Dataset entries »
━━━
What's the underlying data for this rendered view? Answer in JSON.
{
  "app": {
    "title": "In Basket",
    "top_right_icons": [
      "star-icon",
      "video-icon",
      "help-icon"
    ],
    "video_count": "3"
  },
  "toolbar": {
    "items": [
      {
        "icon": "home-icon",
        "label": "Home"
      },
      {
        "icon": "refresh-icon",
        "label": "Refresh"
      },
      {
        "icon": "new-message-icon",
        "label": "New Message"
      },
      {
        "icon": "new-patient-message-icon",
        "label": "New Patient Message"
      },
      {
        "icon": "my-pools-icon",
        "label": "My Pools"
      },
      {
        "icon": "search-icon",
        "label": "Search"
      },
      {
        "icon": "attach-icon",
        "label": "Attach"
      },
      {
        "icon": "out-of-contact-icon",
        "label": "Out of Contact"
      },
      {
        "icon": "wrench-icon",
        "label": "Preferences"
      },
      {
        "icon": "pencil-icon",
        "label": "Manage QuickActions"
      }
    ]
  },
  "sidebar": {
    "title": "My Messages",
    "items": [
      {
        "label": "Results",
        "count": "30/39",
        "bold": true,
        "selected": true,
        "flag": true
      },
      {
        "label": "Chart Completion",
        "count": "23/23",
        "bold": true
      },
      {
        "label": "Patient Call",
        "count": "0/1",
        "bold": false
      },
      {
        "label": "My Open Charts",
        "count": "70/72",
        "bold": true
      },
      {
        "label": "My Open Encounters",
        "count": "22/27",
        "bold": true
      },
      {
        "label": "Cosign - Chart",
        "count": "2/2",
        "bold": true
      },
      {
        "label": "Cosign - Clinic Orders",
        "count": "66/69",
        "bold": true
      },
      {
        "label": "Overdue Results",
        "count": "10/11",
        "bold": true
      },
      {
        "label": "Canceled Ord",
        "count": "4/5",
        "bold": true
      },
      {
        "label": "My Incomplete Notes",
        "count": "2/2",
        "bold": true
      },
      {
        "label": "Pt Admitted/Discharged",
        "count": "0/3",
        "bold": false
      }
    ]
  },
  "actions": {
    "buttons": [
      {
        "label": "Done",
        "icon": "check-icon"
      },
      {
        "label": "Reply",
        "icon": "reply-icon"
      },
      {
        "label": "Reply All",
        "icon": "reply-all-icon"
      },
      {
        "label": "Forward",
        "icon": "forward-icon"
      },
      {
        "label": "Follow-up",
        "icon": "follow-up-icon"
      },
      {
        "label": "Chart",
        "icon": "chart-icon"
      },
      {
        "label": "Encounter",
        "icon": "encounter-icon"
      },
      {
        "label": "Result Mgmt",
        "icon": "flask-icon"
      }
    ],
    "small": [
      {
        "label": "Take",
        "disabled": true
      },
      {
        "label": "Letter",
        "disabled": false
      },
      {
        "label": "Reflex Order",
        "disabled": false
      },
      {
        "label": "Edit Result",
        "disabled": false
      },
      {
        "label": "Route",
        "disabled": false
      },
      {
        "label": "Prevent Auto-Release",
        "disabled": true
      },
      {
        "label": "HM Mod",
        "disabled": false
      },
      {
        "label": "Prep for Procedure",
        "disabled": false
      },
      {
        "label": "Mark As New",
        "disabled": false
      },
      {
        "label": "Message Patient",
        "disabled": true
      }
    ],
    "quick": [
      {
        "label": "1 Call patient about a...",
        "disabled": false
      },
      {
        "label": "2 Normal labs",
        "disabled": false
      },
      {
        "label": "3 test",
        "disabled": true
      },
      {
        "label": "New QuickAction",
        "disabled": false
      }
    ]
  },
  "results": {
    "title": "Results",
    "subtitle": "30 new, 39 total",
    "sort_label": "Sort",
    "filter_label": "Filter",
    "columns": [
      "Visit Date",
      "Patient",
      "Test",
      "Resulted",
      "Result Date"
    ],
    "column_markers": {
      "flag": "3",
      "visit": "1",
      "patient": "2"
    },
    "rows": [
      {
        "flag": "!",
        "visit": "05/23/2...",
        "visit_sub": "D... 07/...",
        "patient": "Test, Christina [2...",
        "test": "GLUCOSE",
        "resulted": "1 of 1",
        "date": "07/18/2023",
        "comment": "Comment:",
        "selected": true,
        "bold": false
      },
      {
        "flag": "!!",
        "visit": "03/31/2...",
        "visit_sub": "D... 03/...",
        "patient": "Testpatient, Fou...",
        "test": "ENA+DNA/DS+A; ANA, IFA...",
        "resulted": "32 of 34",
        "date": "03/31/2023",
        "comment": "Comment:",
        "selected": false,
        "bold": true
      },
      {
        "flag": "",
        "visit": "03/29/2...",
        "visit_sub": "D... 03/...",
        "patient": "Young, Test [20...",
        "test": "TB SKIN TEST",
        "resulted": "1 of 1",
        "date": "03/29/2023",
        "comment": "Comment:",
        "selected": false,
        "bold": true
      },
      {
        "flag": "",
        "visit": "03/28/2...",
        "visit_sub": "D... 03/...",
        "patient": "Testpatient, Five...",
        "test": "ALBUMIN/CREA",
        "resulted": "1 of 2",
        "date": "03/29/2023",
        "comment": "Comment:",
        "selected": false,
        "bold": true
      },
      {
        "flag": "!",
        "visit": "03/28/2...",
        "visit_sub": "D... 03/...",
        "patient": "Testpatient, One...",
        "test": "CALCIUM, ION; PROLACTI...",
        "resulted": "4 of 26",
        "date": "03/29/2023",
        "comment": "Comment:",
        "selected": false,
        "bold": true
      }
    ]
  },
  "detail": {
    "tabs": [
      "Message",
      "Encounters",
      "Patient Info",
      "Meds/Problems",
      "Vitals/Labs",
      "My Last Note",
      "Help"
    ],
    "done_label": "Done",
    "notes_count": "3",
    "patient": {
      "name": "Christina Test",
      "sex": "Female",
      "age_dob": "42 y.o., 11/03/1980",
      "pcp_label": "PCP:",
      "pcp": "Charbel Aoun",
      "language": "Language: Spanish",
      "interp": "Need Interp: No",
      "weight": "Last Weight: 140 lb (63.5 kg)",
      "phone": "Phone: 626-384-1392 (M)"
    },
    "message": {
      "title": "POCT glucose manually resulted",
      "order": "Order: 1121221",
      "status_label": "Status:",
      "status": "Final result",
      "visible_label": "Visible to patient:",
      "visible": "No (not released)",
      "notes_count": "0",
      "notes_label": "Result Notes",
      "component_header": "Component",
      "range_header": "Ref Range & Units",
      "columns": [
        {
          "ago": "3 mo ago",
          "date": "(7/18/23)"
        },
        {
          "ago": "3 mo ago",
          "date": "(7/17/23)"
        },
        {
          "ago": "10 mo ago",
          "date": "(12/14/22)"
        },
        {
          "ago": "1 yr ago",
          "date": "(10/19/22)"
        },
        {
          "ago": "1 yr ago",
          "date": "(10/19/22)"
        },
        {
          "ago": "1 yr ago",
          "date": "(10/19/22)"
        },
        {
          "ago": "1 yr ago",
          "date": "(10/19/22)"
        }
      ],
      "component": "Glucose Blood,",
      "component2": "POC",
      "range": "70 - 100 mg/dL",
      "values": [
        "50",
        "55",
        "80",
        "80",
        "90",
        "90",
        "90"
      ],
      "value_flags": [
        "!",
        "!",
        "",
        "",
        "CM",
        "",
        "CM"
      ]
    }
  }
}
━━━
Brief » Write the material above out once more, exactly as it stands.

Exercise result »
What's the underlying data for this rendered view? Answer in JSON.
{
  "app": {
    "title": "In Basket",
    "top_right_icons": [
      "star-icon",
      "video-icon",
      "help-icon"
    ],
    "video_count": "3"
  },
  "toolbar": {
    "items": [
      {
        "icon": "home-icon",
        "label": "Home"
      },
      {
        "icon": "refresh-icon",
        "label": "Refresh"
      },
      {
        "icon": "new-message-icon",
        "label": "New Message"
      },
      {
        "icon": "new-patient-message-icon",
        "label": "New Patient Message"
      },
      {
        "icon": "my-pools-icon",
        "label": "My Pools"
      },
      {
        "icon": "search-icon",
        "label": "Search"
      },
      {
        "icon": "attach-icon",
        "label": "Attach"
      },
      {
        "icon": "out-of-contact-icon",
        "label": "Out of Contact"
      },
      {
        "icon": "wrench-icon",
        "label": "Preferences"
      },
      {
        "icon": "pencil-icon",
        "label": "Manage QuickActions"
      }
    ]
  },
  "sidebar": {
    "title": "My Messages",
    "items": [
      {
        "label": "Results",
        "count": "30/39",
        "bold": true,
        "selected": true,
        "flag": true
      },
      {
        "label": "Chart Completion",
        "count": "23/23",
        "bold": true
      },
      {
        "label": "Patient Call",
        "count": "0/1",
        "bold": false
      },
      {
        "label": "My Open Charts",
        "count": "70/72",
        "bold": true
      },
      {
        "label": "My Open Encounters",
        "count": "22/27",
        "bold": true
      },
      {
        "label": "Cosign - Chart",
        "count": "2/2",
        "bold": true
      },
      {
        "label": "Cosign - Clinic Orders",
        "count": "66/69",
        "bold": true
      },
      {
        "label": "Overdue Results",
        "count": "10/11",
        "bold": true
      },
      {
        "label": "Canceled Ord",
        "count": "4/5",
        "bold": true
      },
      {
        "label": "My Incomplete Notes",
        "count": "2/2",
        "bold": true
      },
      {
        "label": "Pt Admitted/Discharged",
        "count": "0/3",
        "bold": false
      }
    ]
  },
  "actions": {
    "buttons": [
      {
        "label": "Done",
        "icon": "check-icon"
      },
      {
        "label": "Reply",
        "icon": "reply-icon"
      },
      {
        "label": "Reply All",
        "icon": "reply-all-icon"
      },
      {
        "label": "Forward",
        "icon": "forward-icon"
      },
      {
        "label": "Follow-up",
        "icon": "follow-up-icon"
      },
      {
        "label": "Chart",
        "icon": "chart-icon"
      },
      {
        "label": "Encounter",
        "icon": "encounter-icon"
      },
      {
        "label": "Result Mgmt",
        "icon": "flask-icon"
      }
    ],
    "small": [
      {
        "label": "Take",
        "disabled": true
      },
      {
        "label": "Letter",
        "disabled": false
      },
      {
        "label": "Reflex Order",
        "disabled": false
      },
      {
        "label": "Edit Result",
        "disabled": false
      },
      {
        "label": "Route",
        "disabled": false
      },
      {
        "label": "Prevent Auto-Release",
        "disabled": true
      },
      {
        "label": "HM Mod",
        "disabled": false
      },
      {
        "label": "Prep for Procedure",
        "disabled": false
      },
      {
        "label": "Mark As New",
        "disabled": false
      },
      {
        "label": "Message Patient",
        "disabled": true
      }
    ],
    "quick": [
      {
        "label": "1 Call patient about a...",
        "disabled": false
      },
      {
        "label": "2 Normal labs",
        "disabled": false
      },
      {
        "label": "3 test",
        "disabled": true
      },
      {
        "label": "New QuickAction",
        "disabled": false
      }
    ]
  },
  "results": {
    "title": "Results",
    "subtitle": "30 new, 39 total",
    "sort_label": "Sort",
    "filter_label": "Filter",
    "columns": [
      "Visit Date",
      "Patient",
      "Test",
      "Resulted",
      "Result Date"
    ],
    "column_markers": {
      "flag": "3",
      "visit": "1",
      "patient": "2"
    },
    "rows": [
      {
        "flag": "!",
        "visit": "05/23/2...",
        "visit_sub": "D... 07/...",
        "patient": "Test, Christina [2...",
        "test": "GLUCOSE",
        "resulted": "1 of 1",
        "date": "07/18/2023",
        "comment": "Comment:",
        "selected": true,
        "bold": false
      },
      {
        "flag": "!!",
        "visit": "03/31/2...",
        "visit_sub": "D... 03/...",
        "patient": "Testpatient, Fou...",
        "test": "ENA+DNA/DS+A; ANA, IFA...",
        "resulted": "32 of 34",
        "date": "03/31/2023",
        "comment": "Comment:",
        "selected": false,
        "bold": true
      },
      {
        "flag": "",
        "visit": "03/29/2...",
        "visit_sub": "D... 03/...",
        "patient": "Young, Test [20...",
        "test": "TB SKIN TEST",
        "resulted": "1 of 1",
        "date": "03/29/2023",
        "comment": "Comment:",
        "selected": false,
        "bold": true
      },
      {
        "flag": "",
        "visit": "03/28/2...",
        "visit_sub": "D... 03/...",
        "patient": "Testpatient, Five...",
        "test": "ALBUMIN/CREA",
        "resulted": "1 of 2",
        "date": "03/29/2023",
        "comment": "Comment:",
        "selected": false,
        "bold": true
      },
      {
        "flag": "!",
        "visit": "03/28/2...",
        "visit_sub": "D... 03/...",
        "patient": "Testpatient, One...",
        "test": "CALCIUM, ION; PROLACTI...",
        "resulted": "4 of 26",
        "date": "03/29/2023",
        "comment": "Comment:",
        "selected": false,
        "bold": true
      }
    ]
  },
  "detail": {
    "tabs": [
      "Message",
      "Encounters",
      "Patient Info",
      "Meds/Problems",
      "Vitals/Labs",
      "My Last Note",
      "Help"
    ],
    "done_label": "Done",
    "notes_count": "3",
    "patient": {
      "name": "Christina Test",
      "sex": "Female",
      "age_dob": "42 y.o., 11/03/1980",
      "pcp_label": "PCP:",
      "pcp": "Charbel Aoun",
      "language": "Language: Spanish",
      "interp": "Need Interp: No",
      "weight": "Last Weight: 140 lb (63.5 kg)",
      "phone": "Phone: 626-384-1392 (M)"
    },
    "message": {
      "title": "POCT glucose manually resulted",
      "order": "Order: 1121221",
      "status_label": "Status:",
      "status": "Final result",
      "visible_label": "Visible to patient:",
      "visible": "No (not released)",
      "notes_count": "0",
      "notes_label": "Result Notes",
      "component_header": "Component",
      "range_header": "Ref Range & Units",
      "columns": [
        {
          "ago": "3 mo ago",
          "date": "(7/18/23)"
        },
        {
          "ago": "3 mo ago",
          "date": "(7/17/23)"
        },
        {
          "ago": "10 mo ago",
          "date": "(12/14/22)"
        },
        {
          "ago": "1 yr ago",
          "date": "(10/19/22)"
        },
        {
          "ago": "1 yr ago",
          "date": "(10/19/22)"
        },
        {
          "ago": "1 yr ago",
          "date": "(10/19/22)"
        },
        {
          "ago": "1 yr ago",
          "date": "(10/19/22)"
        }
      ],
      "component": "Glucose Blood,",
      "component2": "POC",
      "range": "70 - 100 mg/dL",
      "values": [
        "50",
        "55",
        "80",
        "80",
        "90",
        "90",
        "90"
      ],
      "value_flags": [
        "!",
        "!",
        "",
        "",
        "CM",
        "",
        "CM"
      ]
    }
  }
}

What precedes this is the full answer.